Ideally, you will have an established and practiced emergency plan in place that you can follow. If you do, your phones are ringing and your emails are zipping across the world as you read this, and you should feel confident in your ability to handle this crisis.
If you don’t have a plan in place, here are some tips to consider during this crisis (and please note, this is NOT a comprehensive list – it is a quick set of items to consider during this difficult time):
1) Swiftly determine which of your students are on programs in New Zealand or had travel plans to New Zealand during this time. This also may include students and faculty who are abroad on volunteer/intership programs, professional development, teaching abroad, spring break trips or are conducting research. You will, hopefully, have a database that you can check from home or the office, to see if you have students there. You will need to reach out to other departments, including the international student and scholar staff, to determine who may be “flying under the radar.”
Assuming you do have students/faculty in New Zealand, you will need to consider the following:
2) If these students/faculty are in New Zealand through partnerships, exchanges or 3rd party providers, you should immediately reach out to your contacts there. Several already have information available on line. Check their home pages if you cannot reach them by phone. Note that email and phone access may not be available at this time in some parts of New Zealand, so be sure to reach out to colleagues in more than one location as they may have access to information in another region of the world. (For example, a database might be accessible from the US office of your partner in New Zealand.)
3) Contact your senior administration and public relations teams. Without having an emergency plan in place ahead of time, you will work your way through with less guidance and more spontaneity, but do your best if your campus plan has not been worked through yet.
4) Your home web page should include information about the earthquake and how to contact a staff member with queries.
5) Reach out to the State Department emergency number if you cannot reach your partners, faculty and students abroad. If you have non-US citizens on your programs, reach out to those embassies on their behalf. Have your roster of passport numbers ready!
6) Contact your emergency insurance provider. Have copies of the policy on hand and links to the policy to share with your campus leadership as well as family of any injured students/faculty.

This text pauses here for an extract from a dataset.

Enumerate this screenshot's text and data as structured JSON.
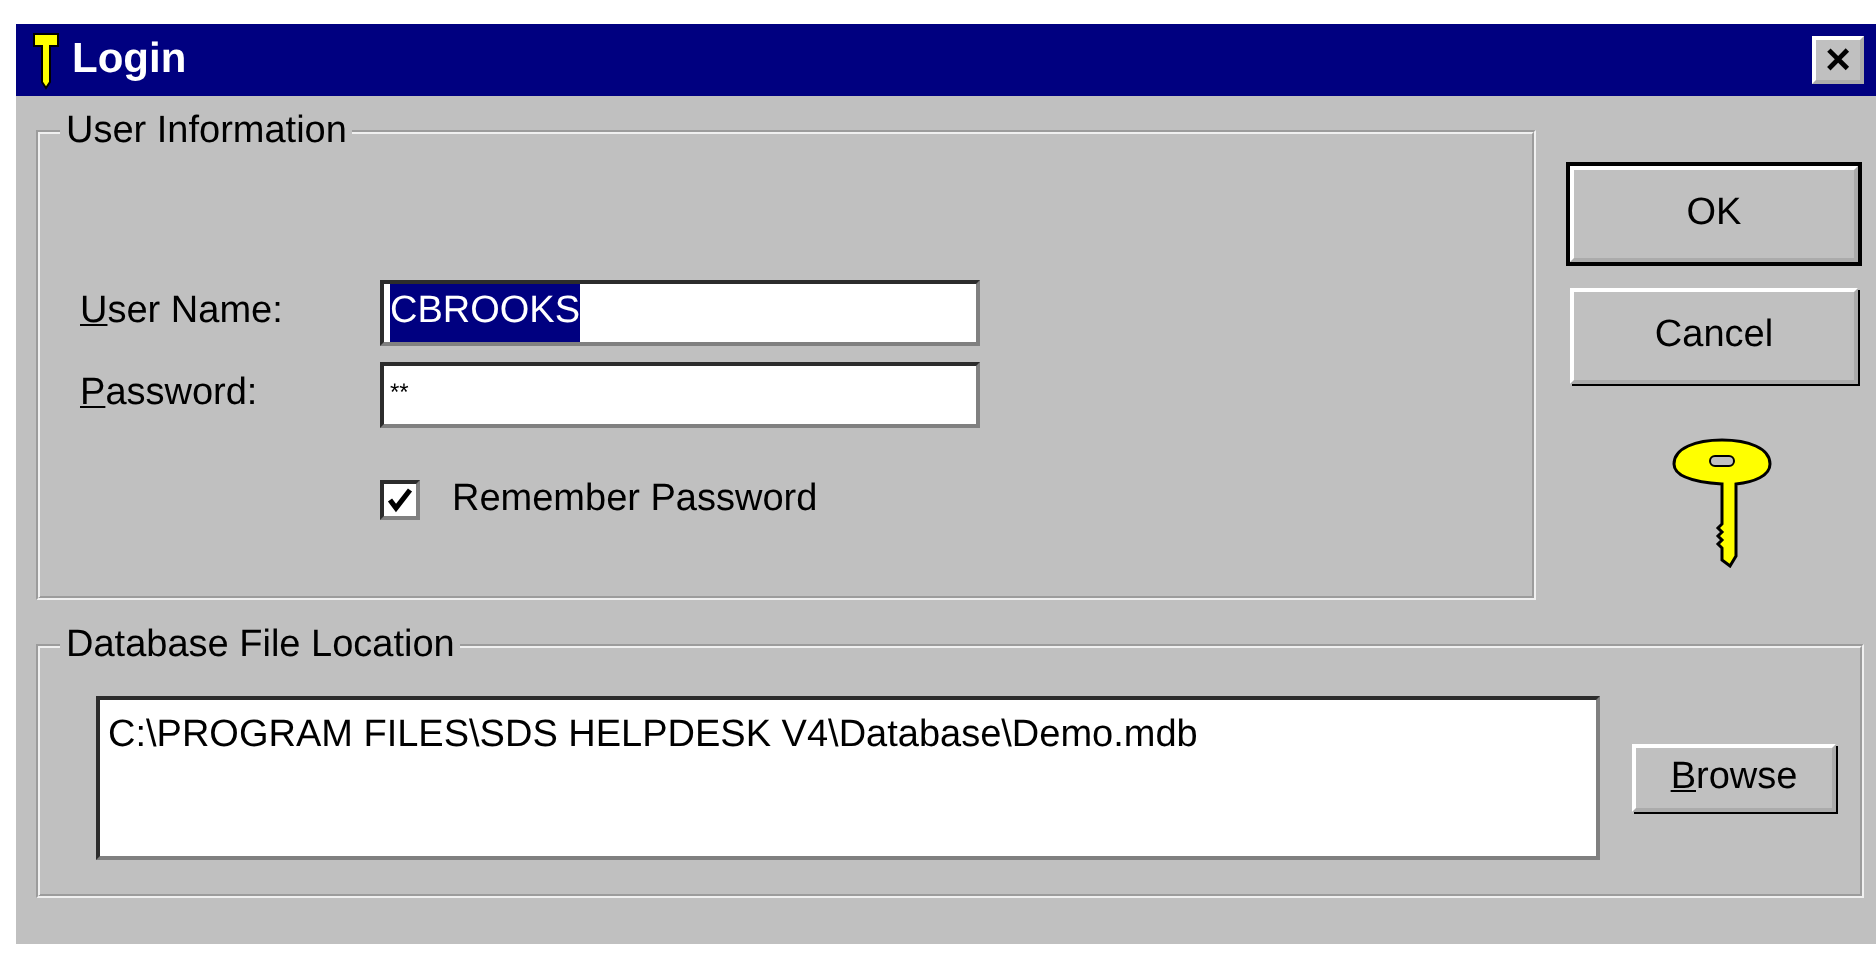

7) Locate your emergency contact forms and notify emergency contacts with updates. Proactively notify contacts when everyone is fine too – don’t just reach out with scary news. Hopefully, you will have collected emergency information regarding your faculty too.
8 ) Have your campus’ mental health team on call. For faculty and their families, have your EAP service information available.
9) If your faculty are injured abroad and were on university time, they should complete worker’s compensation paperwork with Human Resources (or someone should do so on their behalf.)
10) Proactively communicate with your campus at home via email – let them know you are on top of this issue.
11) When things settle down, remember to thank your staff who are working 24/7 to handle this crisis. They may need a day off. Understand how stressful this experience is for those running interference and reward them with a day off when they need it. Remind them of your campus EAP program also.
12) Contact your senior administration about forming an emergency action plan committee. If this didn’t illustrate how much one is needed, I’m not sure WHAT will.
Melibee Global is thinking of those impacted by this quake and is sending healing thoughts to our colleagues and friends abroad. If we can be of assistance in disseminating information, please feel free to email us at email@example.com